Where I live, the choice and variety of nightlife is incredible. In northern university cities such as Leeds, Manchester, Newcastle and Liverpool, you can just as easily opt for a huge clubbing ‘experience’ such as Tiger Tiger, as a tiny indie club, a bar in a converted public toilet and an ex-church, all playing completely different types of music and catering for completely different tastes. I have little experience of London (apart from astronomical drinks prices in the odd bar) but I’m certain that it, too, is not lacking in eclecticism or variety.
Let’s face it, Klute, Studio and Loveshack are really all variations on exactly the same theme. They are interchangeable, tasteless and often extremely dull. The music choice is between endless top 40 songs in Studio or Loveshack, and ‘tech, deep, funky and classic house’ in Klute, which to me seems to be the same top 40 songs, but with the addition of remixes of totally unsuitable songs (dubstep Adele, anyone?) and awful 80s music. You can’t really go with one or two friends and still have an amazing night because, unless you’re completely hammered or on the pull, it’s just really boring. I can’t count the number of nights when I’ve come home early from a night out just because I decided that sitting in my kitchen eating pizza with my friends would be far more enjoyable than having vodka and coke spilled all over me by drunken clubbers, being constantly jostled and stepped on and having to listen to ‘Mr Brightside’ for the 20th time that week.
The best nights out I have in Durham now are usually socials. The opportunity to meet new people, the camaraderie and the drinking games add that extra interest that Durham nightlife itself fails to provide. Going to Boathouse or Jimmy A’s is usually the best part of a night. Bars in Durham are just as they are everywhere else; as long as the music isn’t too loud, the drinks aren’t too expensive and there’s somewhere to sit, it’s difficult to get a bar badly wrong. It’s the clubs themselves, the supposed climax of a night out, that are a disappointment.

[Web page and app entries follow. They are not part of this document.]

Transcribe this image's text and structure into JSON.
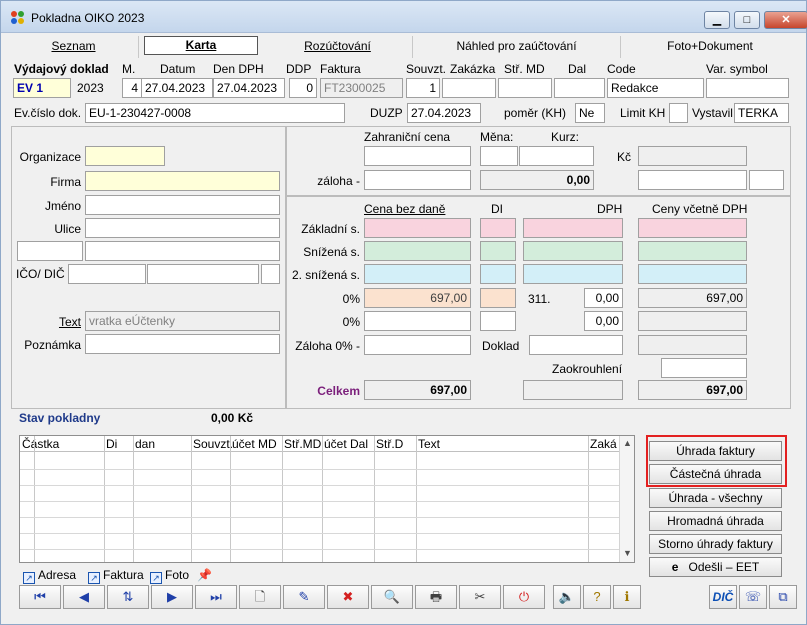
{
  "window": {
    "title": "Pokladna OIKO  2023"
  },
  "tabs": [
    "Seznam",
    "Karta",
    "Rozúčtování",
    "Náhled pro zaúčtování",
    "Foto+Dokument"
  ],
  "header": {
    "doc_type_label": "Výdajový doklad",
    "labels": {
      "m": "M.",
      "datum": "Datum",
      "den_dph": "Den DPH",
      "ddp": "DDP",
      "faktura": "Faktura",
      "souvzt": "Souvzt.",
      "zakazka": "Zakázka",
      "str_md": "Stř. MD",
      "dal": "Dal",
      "code": "Code",
      "var_symbol": "Var. symbol"
    },
    "values": {
      "ev": "EV  1",
      "year": "2023",
      "m": "4",
      "datum": "27.04.2023",
      "den_dph": "27.04.2023",
      "ddp": "0",
      "faktura": "FT2300025",
      "souvzt": "1",
      "code": "Redakce"
    },
    "ev_cislo_label": "Ev.číslo dok.",
    "ev_cislo": "EU-1-230427-0008",
    "duzp_label": "DUZP",
    "duzp": "27.04.2023",
    "pomer_label": "poměr (KH)",
    "pomer": "Ne",
    "limit_label": "Limit KH",
    "vystavil_label": "Vystavil",
    "vystavil": "TERKA"
  },
  "left": {
    "organizace": "Organizace",
    "firma": "Firma",
    "jmeno": "Jméno",
    "ulice": "Ulice",
    "ico": "IČO/ DIČ",
    "text_label": "Text",
    "text_value": "vratka eÚčtenky",
    "poznamka": "Poznámka"
  },
  "currency": {
    "zahranicni": "Zahraniční cena",
    "mena": "Měna:",
    "kurz": "Kurz:",
    "kc": "Kč",
    "zaloha": "záloha -",
    "zaloha_value": "0,00"
  },
  "vat": {
    "col_base": "Cena bez daně",
    "col_di": "DI",
    "col_dph": "DPH",
    "col_incl": "Ceny včetně DPH",
    "rows": [
      "Základní s.",
      "Snížená s.",
      "2. snížená s."
    ],
    "zero1": "0%",
    "zero1_base": "697,00",
    "acc": "311.",
    "acc_val": "0,00",
    "zero1_incl": "697,00",
    "zero2": "0%",
    "zero2_val": "0,00",
    "zaloha0": "Záloha 0% -",
    "doklad": "Doklad",
    "zaokrouhleni": "Zaokrouhlení",
    "celkem": "Celkem",
    "celkem_base": "697,00",
    "celkem_incl": "697,00"
  },
  "stav": {
    "label": "Stav pokladny",
    "value": "0,00 Kč"
  },
  "grid": {
    "columns": [
      "Částka",
      "Di",
      "dan",
      "Souvzt.",
      "účet MD",
      "Stř.MD",
      "účet Dal",
      "Stř.D",
      "Text",
      "Zaká"
    ]
  },
  "right_buttons": [
    "Úhrada faktury",
    "Částečná úhrada",
    "Úhrada - všechny",
    "Hromadná úhrada",
    "Storno úhrady faktury",
    "Odešli – EET"
  ],
  "links": [
    "Adresa",
    "Faktura",
    "Foto"
  ],
  "toolbar": {
    "dic": "DIČ"
  }
}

Yes, there is Fishtank, but no-one ever goes. Itchy Feet is an occasional distraction but does not provide a viable alternative to the usual Durham night out. The DSU is a complete write-off; even they have given up trying to produce a decent night out for anyone. College bars are fun and sociable, but not really a night out; like most other aspects of Durham nightlife, they are usually tacky, dirty and cheap, and best enjoyed with a large dose of irony. Most of the time, I don’t want an ‘ironic’ night out; I don’t want to do silly dance moves in the limited space that a packed Studio usually provides, or mime ‘I can be your hero baby’ at a friend. I want decent music, a bar that I can access and an interesting crowd. Durham very rarely provides any of these.